by Tony Medley
Another high school comedy;
yeah, that’s what this world needs. I approached this with about as much
enthusiasm as if I were attending another Will Ferrell film. But to my
surprise, director Peter Sollett and lead actress Kat Dennings have come
up with an entertaining light romantic comedy.
The simple story is that
Nick (Michael Cera of “Juno”) has been dumped by his longtime girl
friend, Tris (Alexis Dziena). He is the only straight player in a gay
band. One night they go to play at a spot and Tris shows up with her new
boyfriend. So does Norah (Dennings). At the urging of his gay bandmates,
Nick and Norah hook up. The McGuffin is that Norah’s friend, Caroline (Ari
Graynor), gets drunk, then lost, so Nick and Norah go looking for her
and the locale of a hot new band. In the process they slowly fall for
Even though it is
entertaining, that’s not to say it doesn’t raise issues. All these
people are teenagers in high school. Yet they all stay out all night.
There isn’t a parent in sight. As I said, Caroline gets drunk.
Unprotected copulation seems rampant. Is this an accurate reflection of
today’s teenagers? Is there no parental supervision?
There are also some
unnecessary gross-outs, apparently to appeal to the teenage intellect,
like a piece of gum that gets chewed by most of the characters before
the movie ends, and a vomiting scene that I could have done without.
Most adults with a registerable IQ will probably find these scenes as
off-putting as did I. I saw this with real people, not at a screening,
and even my audience groaned at several scenes involving Caroline and
These scenes shouldn’t be
enough to keep adults away from this film, however, because in the end
it is a sweet romantic comedy, greatly buttressed by an exceptional

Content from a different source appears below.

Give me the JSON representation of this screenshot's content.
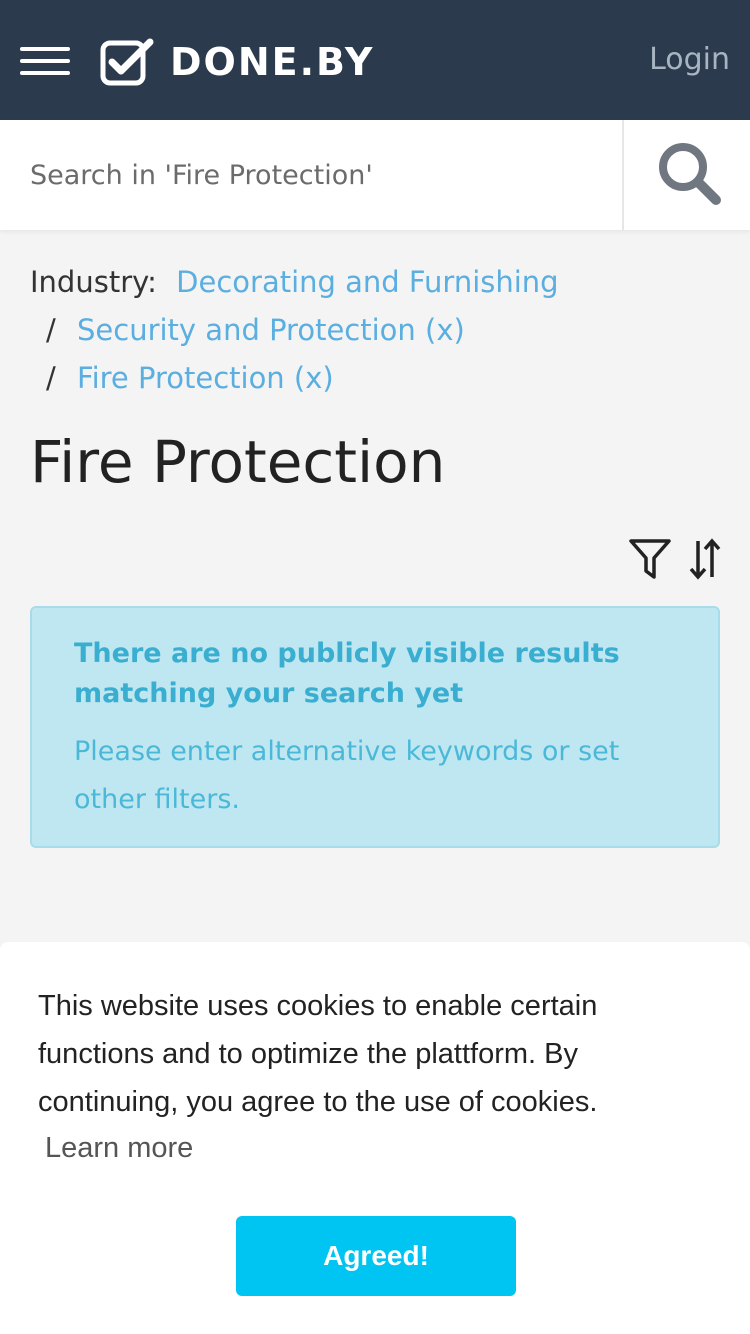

understated performance by Dennings. In fact the film only sings when
Dennings is onscreen. Although Dziena gives a good performance as the
spoiled princess, this film belongs to Dennings. Cera is the lead actor,
but he is just repeating his role from “Juno” as the nerd who for some
unknown reason is found extraordinarily attractive by women who look
like movie stars.
There is one factual boner
that should be mentioned. A cell phone is dropped into water and
retrieved, after which it works perfectly. I am aware of no cell phone
that can be immersed in water without being rendered totally unworkable
and unfixable. You drop a cell phone in water, you get a new cell phone.
My final criticism is the
age of the actresses playing these teenagers. Since they are all in high
school, they should be no older than 18 years-old. Yet Dennings is 22,
Graynor 25, and Dziena 24. Aren’t there any teenaged actresses alive any
more? Or do the filmmakers want to make sure they look like they are old
enough to be as sexually mature and active as the characters they create
are? Could it be that showing actual 17- and 18-year old girls, who look
their age, so sexually active and promiscuous might not be as palatable
to a middle-aged audience?
The sound track is filled
with rock music by groups with names that most adults won’t recognize
but will probably appeal to the teenagers who might find the grossness
amusing. Unlike the grossness, the music isn’t bad.
October 4, 2008